§ **TASK DATA**
============================================================

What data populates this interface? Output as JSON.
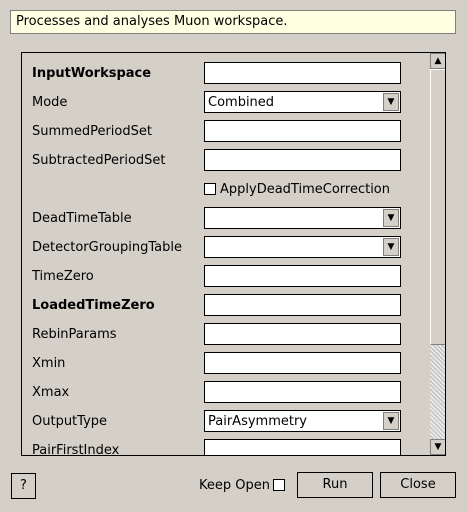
{
  "description": "Processes and analyses Muon workspace.",
  "properties": [
    {
      "label": "InputWorkspace",
      "bold": true,
      "kind": "text",
      "value": ""
    },
    {
      "label": "Mode",
      "bold": false,
      "kind": "combo",
      "value": "Combined"
    },
    {
      "label": "SummedPeriodSet",
      "bold": false,
      "kind": "text",
      "value": ""
    },
    {
      "label": "SubtractedPeriodSet",
      "bold": false,
      "kind": "text",
      "value": ""
    },
    {
      "label": "",
      "bold": false,
      "kind": "check",
      "value": "ApplyDeadTimeCorrection"
    },
    {
      "label": "DeadTimeTable",
      "bold": false,
      "kind": "combo",
      "value": ""
    },
    {
      "label": "DetectorGroupingTable",
      "bold": false,
      "kind": "combo",
      "value": ""
    },
    {
      "label": "TimeZero",
      "bold": false,
      "kind": "text",
      "value": ""
    },
    {
      "label": "LoadedTimeZero",
      "bold": true,
      "kind": "text",
      "value": ""
    },
    {
      "label": "RebinParams",
      "bold": false,
      "kind": "text",
      "value": ""
    },
    {
      "label": "Xmin",
      "bold": false,
      "kind": "text",
      "value": ""
    },
    {
      "label": "Xmax",
      "bold": false,
      "kind": "text",
      "value": ""
    },
    {
      "label": "OutputType",
      "bold": false,
      "kind": "combo",
      "value": "PairAsymmetry"
    },
    {
      "label": "PairFirstIndex",
      "bold": false,
      "kind": "text",
      "value": ""
    }
  ],
  "footer": {
    "help_label": "?",
    "keep_open_label": "Keep Open",
    "run_label": "Run",
    "close_label": "Close"
  }
}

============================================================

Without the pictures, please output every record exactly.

What data populates this interface? Output as JSON.
{
  "description": "Processes and analyses Muon workspace.",
  "properties": [
    {
      "label": "InputWorkspace",
      "bold": true,
      "kind": "text",
      "value": ""
    },
    {
      "label": "Mode",
      "bold": false,
      "kind": "combo",
      "value": "Combined"
    },
    {
      "label": "SummedPeriodSet",
      "bold": false,
      "kind": "text",
      "value": ""
    },
    {
      "label": "SubtractedPeriodSet",
      "bold": false,
      "kind": "text",
      "value": ""
    },
    {
      "label": "",
      "bold": false,
      "kind": "check",
      "value": "ApplyDeadTimeCorrection"
    },
    {
      "label": "DeadTimeTable",
      "bold": false,
      "kind": "combo",
      "value": ""
    },
    {
      "label": "DetectorGroupingTable",
      "bold": false,
      "kind": "combo",
      "value": ""
    },
    {
      "label": "TimeZero",
      "bold": false,
      "kind": "text",
      "value": ""
    },
    {
      "label": "LoadedTimeZero",
      "bold": true,
      "kind": "text",
      "value": ""
    },
    {
      "label": "RebinParams",
      "bold": false,
      "kind": "text",
      "value": ""
    },
    {
      "label": "Xmin",
      "bold": false,
      "kind": "text",
      "value": ""
    },
    {
      "label": "Xmax",
      "bold": false,
      "kind": "text",
      "value": ""
    },
    {
      "label": "OutputType",
      "bold": false,
      "kind": "combo",
      "value": "PairAsymmetry"
    },
    {
      "label": "PairFirstIndex",
      "bold": false,
      "kind": "text",
      "value": ""
    }
  ],
  "footer": {
    "help_label": "?",
    "keep_open_label": "Keep Open",
    "run_label": "Run",
    "close_label": "Close"
  }
}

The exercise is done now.